■ Work task ■
Copy out each line featuring the string "Vulnerability" from the entries beneath.
+---+
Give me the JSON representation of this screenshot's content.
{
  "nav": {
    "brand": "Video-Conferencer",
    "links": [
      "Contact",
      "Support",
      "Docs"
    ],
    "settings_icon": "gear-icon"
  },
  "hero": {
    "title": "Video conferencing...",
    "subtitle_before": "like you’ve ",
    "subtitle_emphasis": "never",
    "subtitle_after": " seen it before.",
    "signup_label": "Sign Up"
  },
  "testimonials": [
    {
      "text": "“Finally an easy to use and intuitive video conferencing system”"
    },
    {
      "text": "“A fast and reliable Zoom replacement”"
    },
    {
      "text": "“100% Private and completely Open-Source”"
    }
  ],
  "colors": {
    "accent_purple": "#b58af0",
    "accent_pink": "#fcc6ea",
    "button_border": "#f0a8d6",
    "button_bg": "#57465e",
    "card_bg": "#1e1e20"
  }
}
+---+
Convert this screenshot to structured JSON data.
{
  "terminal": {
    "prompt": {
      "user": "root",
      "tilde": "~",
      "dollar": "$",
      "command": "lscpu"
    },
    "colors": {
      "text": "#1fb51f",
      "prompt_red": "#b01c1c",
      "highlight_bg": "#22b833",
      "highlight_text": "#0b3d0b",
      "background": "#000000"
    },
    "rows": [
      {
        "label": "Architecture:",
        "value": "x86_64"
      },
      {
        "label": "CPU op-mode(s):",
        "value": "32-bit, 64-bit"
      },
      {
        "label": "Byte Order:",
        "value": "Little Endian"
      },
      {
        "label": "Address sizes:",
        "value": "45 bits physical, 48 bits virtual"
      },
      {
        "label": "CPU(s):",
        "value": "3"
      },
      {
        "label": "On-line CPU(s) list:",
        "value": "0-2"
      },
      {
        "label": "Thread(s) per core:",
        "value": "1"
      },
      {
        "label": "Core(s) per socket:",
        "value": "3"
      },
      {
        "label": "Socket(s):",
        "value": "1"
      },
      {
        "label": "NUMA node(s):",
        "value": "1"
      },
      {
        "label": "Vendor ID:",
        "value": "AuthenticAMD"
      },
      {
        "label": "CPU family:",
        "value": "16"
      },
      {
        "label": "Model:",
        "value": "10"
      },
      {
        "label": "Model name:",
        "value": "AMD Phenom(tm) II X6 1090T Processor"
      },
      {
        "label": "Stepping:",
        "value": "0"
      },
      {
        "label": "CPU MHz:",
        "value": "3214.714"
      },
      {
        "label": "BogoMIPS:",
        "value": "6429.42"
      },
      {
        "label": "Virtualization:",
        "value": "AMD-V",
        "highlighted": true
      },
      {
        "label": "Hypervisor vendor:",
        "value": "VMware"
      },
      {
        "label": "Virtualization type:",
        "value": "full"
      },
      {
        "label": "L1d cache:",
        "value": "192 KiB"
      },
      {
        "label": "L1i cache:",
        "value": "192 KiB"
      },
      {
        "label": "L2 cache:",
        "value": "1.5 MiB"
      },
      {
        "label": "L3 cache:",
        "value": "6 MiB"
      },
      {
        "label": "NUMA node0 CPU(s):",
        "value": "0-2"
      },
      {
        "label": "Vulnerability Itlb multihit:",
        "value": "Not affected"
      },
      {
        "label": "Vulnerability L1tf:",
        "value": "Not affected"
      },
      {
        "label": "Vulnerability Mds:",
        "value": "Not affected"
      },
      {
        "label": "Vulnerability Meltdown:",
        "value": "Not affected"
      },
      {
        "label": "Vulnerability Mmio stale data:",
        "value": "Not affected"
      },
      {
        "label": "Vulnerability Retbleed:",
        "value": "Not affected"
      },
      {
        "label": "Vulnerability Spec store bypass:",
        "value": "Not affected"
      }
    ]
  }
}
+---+
■ Answer to this task ■
        "label": "Vulnerability Itlb multihit:",
        "label": "Vulnerability L1tf:",
        "label": "Vulnerability Mds:",
        "label": "Vulnerability Meltdown:",
        "label": "Vulnerability Mmio stale data:",
        "label": "Vulnerability Retbleed:",
        "label": "Vulnerability Spec store bypass:",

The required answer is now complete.